to impose on the majority of inhabitants. He sees language as one of the primary determinants of ethnicity—Russian speakers, he claims, must be Russians regardless of the state they live in. The Russian Federation has claimed special rights to protect Russians
in the former Soviet states since the 1990s, although the Kremlin did not act on those claims until Putin became president. Putin’s aim to destroy Ukrainian identity, language, and culture is thus one of the primary objectives of his entire enterprise.
The stakes of this war thus transcend hectares of land.
They include the lives, freedom, and identities of nearly five million Ukrainians currently living under Russian occupation, the nearly five million
more whom the Kremlin has illegally deported to Russia and the additional millions who have fled their homeland to other parts of Ukraine or abroad. Dry, abstract, “realist” discussions about pressuring Ukraine to make “concessions”—to “trade land for peace”—ignore
the reality of the war. This war is about people as well as land, and Western leaders cannot dismiss the consequences of the policies they pursue and demand.
Russia first experimented with its occupation playbook in 2008 when it invaded Georgia
and occupied the Georgian territories of the South Ossetia and Abkhazia “republics.” Russia further developed means and methods of occupation in Ukraine
after it invaded and seized Crimea and parts of Donbas in 2014. The international community denounced the 2014 invasion, refused to recognize Russia’s claims to these areas, and heavily sanctioned involved Russian actors. The international response, however,
failed to discourage Russia from continuing its occupation of Ukraine and setting conditions for the 2022 full-scale invasion. Russia succeeded in forcing the international community to accept and internalize the 2014 occupation enough that many even in the
West now view the 2014 territories as different from the rest of Ukraine.
Russia seeks to persuade Ukraine and its supporters that its control of occupied Ukrainian territory is irreversible.
The Kremlin is using the same playbook in the lands Russia has taken since Feb 24, 2022, that it’s used in Crimea and Donbas since 2014.
The Kremlin has employed that playbook successfully enough that all discussions of the Russian full-scale invasion treat the lands Russia illegally seized in
2014 differently from the rest of Ukraine.
The Kremlin seeks to create the perception that the Ukrainian territories it has occupied are permanently lost to Ukraine, discouraging Kyiv from seeking their
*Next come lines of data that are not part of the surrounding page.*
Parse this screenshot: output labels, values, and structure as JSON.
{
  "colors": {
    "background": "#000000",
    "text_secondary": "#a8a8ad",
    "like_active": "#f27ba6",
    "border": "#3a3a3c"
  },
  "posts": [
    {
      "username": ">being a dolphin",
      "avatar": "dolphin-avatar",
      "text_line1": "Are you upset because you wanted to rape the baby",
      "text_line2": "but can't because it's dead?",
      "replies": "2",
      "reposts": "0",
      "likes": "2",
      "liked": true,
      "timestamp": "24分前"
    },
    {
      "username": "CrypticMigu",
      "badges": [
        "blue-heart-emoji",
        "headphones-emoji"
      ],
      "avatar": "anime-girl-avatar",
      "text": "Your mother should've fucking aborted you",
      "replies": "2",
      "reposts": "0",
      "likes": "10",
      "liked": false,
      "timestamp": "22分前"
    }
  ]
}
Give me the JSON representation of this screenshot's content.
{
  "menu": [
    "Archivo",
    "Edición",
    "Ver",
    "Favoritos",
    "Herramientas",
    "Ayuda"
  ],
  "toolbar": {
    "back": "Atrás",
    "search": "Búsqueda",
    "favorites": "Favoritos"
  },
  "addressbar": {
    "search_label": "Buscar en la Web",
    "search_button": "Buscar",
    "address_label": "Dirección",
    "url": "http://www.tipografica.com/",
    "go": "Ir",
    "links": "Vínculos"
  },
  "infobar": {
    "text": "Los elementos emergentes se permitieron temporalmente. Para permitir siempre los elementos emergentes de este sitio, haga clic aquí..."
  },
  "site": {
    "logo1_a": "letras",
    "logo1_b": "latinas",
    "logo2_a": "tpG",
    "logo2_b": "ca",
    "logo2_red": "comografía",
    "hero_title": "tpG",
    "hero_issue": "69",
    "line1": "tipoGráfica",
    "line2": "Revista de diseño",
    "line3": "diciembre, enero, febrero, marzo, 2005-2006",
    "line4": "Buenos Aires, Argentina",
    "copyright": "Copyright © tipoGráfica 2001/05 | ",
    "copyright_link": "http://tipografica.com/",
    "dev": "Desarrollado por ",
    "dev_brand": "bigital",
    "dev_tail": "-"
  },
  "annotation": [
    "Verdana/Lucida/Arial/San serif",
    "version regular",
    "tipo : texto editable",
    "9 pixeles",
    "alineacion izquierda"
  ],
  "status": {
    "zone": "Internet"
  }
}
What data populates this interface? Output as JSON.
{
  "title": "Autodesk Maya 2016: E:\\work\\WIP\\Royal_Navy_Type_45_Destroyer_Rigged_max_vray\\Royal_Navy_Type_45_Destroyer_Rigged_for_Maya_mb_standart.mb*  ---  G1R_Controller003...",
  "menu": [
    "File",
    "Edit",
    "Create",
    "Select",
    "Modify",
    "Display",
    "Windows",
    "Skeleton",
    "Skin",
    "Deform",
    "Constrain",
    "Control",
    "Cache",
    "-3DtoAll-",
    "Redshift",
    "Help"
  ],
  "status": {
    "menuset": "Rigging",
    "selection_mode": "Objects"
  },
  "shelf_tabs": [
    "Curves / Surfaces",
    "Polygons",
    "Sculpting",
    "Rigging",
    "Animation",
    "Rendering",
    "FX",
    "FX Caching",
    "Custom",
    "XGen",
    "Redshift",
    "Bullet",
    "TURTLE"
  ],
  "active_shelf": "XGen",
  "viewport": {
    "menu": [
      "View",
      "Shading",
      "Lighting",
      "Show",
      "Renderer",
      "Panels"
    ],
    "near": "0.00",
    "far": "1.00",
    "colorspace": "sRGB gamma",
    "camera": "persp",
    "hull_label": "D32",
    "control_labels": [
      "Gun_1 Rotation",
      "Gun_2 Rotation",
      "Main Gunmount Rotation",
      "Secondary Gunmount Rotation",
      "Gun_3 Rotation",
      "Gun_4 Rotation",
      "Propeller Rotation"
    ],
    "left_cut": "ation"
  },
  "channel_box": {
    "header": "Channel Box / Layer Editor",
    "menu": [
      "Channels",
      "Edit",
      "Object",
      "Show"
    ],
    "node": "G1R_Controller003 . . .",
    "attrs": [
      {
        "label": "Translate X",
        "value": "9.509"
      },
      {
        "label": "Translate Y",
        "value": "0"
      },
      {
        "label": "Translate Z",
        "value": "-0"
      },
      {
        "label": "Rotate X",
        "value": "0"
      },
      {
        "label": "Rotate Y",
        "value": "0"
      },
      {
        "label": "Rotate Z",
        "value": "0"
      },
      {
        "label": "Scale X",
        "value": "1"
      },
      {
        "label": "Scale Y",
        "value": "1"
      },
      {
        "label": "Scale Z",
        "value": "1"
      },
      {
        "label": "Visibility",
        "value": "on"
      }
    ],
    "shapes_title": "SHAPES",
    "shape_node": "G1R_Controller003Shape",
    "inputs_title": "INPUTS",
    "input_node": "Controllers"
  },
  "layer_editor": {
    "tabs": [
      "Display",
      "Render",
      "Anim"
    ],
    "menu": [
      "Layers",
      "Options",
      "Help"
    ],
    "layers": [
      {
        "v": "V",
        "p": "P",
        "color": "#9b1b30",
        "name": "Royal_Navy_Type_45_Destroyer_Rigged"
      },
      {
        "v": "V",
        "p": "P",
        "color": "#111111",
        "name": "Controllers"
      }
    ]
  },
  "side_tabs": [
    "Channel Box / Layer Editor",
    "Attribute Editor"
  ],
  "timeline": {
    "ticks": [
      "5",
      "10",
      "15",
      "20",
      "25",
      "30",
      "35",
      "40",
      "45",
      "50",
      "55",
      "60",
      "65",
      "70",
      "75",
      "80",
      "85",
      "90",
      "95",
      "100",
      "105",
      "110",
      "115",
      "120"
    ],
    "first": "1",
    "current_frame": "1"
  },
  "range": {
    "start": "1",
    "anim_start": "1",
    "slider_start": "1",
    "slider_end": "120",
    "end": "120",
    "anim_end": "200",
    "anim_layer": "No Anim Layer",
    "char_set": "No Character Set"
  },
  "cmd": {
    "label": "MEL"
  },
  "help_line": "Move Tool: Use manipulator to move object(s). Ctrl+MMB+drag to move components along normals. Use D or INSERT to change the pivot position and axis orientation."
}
liberation and dissuading Western support for such efforts, even though their irreversible occupation will take time.
Indeed, Western leaders regularly question whether Ukraine should even try to liberate Crimea and parts of Donbas even though the actual status of these lands
under international law is the same as that of any other part of sovereign, independent Ukraine.
Russia intends to achieve the same effects in the lands it has occupied since February 24, 2022, and will be more likely to succeed in that effort the longer
that it is allowed to hold that territory.
The liberation of these strategically vital Ukrainian lands is thus urgent. Delay powerfully advances Russian objectives to the detriment of Ukraine and the West.